Abstract #T155

# T155
Supplementation of dairy cows with a blend of direct-fed microbes: Performance and digestion.
L. N. Resende1, R. B. Silva2, R. A. N. Pereira3,2, M. N. Pereira*1,2, 1Universidade Federal de Lavras, Lavras, MG, Brazil, 2Better Nature Research Center, Ijaci, MG, Brazil, 3Empresa de Pesquisa Agropecuaria de Minas Gerais, Lavras, MG, Brazil.

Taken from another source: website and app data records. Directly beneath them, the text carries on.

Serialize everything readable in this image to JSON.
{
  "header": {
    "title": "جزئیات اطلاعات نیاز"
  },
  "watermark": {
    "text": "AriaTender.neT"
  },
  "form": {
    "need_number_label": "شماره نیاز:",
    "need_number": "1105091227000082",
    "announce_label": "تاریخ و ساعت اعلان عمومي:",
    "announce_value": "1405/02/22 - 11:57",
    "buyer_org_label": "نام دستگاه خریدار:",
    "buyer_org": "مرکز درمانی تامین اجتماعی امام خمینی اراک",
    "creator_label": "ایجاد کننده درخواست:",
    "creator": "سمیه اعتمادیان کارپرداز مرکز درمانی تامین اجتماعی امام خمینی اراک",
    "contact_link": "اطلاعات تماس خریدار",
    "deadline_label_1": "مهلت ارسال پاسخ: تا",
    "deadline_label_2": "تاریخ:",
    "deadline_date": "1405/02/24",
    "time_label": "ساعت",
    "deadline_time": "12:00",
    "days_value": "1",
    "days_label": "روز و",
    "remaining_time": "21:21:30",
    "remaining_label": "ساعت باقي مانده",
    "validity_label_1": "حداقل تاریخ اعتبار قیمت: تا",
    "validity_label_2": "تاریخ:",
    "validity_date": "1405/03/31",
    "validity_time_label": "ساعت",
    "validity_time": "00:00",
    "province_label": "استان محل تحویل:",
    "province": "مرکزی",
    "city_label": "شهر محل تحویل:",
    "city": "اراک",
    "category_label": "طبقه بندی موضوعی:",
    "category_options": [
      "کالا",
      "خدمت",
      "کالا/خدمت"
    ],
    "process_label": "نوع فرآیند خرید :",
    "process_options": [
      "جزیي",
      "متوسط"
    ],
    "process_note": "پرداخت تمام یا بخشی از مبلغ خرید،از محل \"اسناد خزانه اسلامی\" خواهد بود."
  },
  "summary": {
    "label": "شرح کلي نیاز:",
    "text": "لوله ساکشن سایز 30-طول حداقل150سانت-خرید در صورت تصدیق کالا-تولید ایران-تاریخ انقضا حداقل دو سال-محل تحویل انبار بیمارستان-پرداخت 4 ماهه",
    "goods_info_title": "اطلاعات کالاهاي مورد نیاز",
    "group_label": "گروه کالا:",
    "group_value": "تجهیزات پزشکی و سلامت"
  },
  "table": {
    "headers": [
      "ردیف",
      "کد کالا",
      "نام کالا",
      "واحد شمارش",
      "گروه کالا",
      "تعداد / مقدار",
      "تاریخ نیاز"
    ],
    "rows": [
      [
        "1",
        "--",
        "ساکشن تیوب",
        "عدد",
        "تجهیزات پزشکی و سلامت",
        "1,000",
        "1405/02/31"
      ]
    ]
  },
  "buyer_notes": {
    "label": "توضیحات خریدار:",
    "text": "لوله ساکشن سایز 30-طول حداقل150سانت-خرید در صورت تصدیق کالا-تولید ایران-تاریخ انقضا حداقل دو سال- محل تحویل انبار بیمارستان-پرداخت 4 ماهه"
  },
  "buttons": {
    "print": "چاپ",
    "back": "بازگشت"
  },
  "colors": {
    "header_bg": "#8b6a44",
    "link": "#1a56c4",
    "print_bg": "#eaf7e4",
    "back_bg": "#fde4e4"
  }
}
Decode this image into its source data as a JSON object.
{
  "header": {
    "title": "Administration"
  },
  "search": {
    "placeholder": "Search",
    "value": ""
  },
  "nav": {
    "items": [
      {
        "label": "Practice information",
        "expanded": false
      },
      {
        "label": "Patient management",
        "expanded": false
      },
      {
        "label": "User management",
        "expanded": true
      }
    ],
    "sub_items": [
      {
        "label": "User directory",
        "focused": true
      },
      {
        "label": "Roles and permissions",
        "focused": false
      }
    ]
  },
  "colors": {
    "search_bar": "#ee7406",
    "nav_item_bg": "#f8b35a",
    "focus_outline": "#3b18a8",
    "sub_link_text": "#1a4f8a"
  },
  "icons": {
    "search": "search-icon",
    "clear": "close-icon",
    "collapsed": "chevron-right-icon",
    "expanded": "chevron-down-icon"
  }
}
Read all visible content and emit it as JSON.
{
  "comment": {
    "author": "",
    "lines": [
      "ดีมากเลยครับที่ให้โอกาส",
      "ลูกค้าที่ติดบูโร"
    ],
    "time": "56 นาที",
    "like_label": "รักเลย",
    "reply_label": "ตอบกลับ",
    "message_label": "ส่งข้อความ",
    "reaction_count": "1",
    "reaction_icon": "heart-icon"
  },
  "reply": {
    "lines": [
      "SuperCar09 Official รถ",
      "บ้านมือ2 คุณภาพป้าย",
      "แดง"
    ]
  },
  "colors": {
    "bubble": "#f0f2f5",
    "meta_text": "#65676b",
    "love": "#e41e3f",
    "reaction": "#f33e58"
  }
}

Probiotics (PBT) may improve diet digestibility and lactation performance of dairy cows. This experiment evaluated the effect of a liquid supplement containing a blend of viable lactic acid bacteria, spore forming bacteria, and yeast (S. cerevisiae) cultured in consortium (Global Saúde, Brazil/SCD Probiotics, USA) on digestion, intake, and lactation performance of dairy cows. Twenty-six Holstein cows (185 ± 141 DIM) were individually fed a standard TMR for 14 d and treatments control or PBT (3.5 mL/kg of TMR DM) for 56 d, in a covariate adjusted randomized block design with repeated measures over time. The PBT increased DMI (23.5 vs 22.5 kg/d. P < 0.01, SEM 0.37) and tended to increase the yields of milk (30.0 vs 29.4 kg/d. P = 0.06, SEM 0.50) and lactose (+ 60 g/d. P = 0.09). Energy-corrected milk to DMI ratio was reduced by PBT (1.25 vs 1.31. P = 0.02, SEM 0.033). Milk solids concentration and yield did not differ (P ≥ 0.28). Cows fed PBT tended to have higher BCS (3.02 vs 2.91. P = 0.08, SEM 0.039), but BW did not differ (641 kg. P = 0.27). The PBT tended to reduce the total-tract digestibility of the non-fibrous OM (81.2 vs 84.1%. P = 0.08, SEM 1.11) whereas starch (90.7%) and NDF (48.4%) digestibilities did not differ (P ≥ 0.20). Molar proportion of butyrate in ruminal fluid tended to be reduced by PBT (9.4 vs 10.4%, P = 0.06, SEM 0.40) as well as total protozoa concentration (P = 0.10). The acetate to propionate ratio (3.1. P = 0.89) and the ruminal microbial yield estimated by the daily urinary allantoin excretion (P = 0.21) did not differ. The PBT reduced the proportion of daily intake in the morning (35.1 vs 40.4%. P = 0.02, SEM 1.52) and increased the proportion in the afternoon (45.9 vs 41.9%. P = 0.03, 1.23). Rumination and ingestion behaviors did not differ (P ≥ 0.16). The PBT reduced blood urea-N at 0900 h (P = 0.01) and tended to reduce at 1630 h (P = 0.06) and 2300 h (P = 0.09), but did not affect milk urea-N (18.6 mg/dL, P = 0.47, SEM 0.44). The PBT induced a greater increase in DMI than in milk yield, decreasing feed efficiency, and had effects on digestibility and ruminal fermentation profile.

Key Words: probiotic, direct-fed microbes, yeast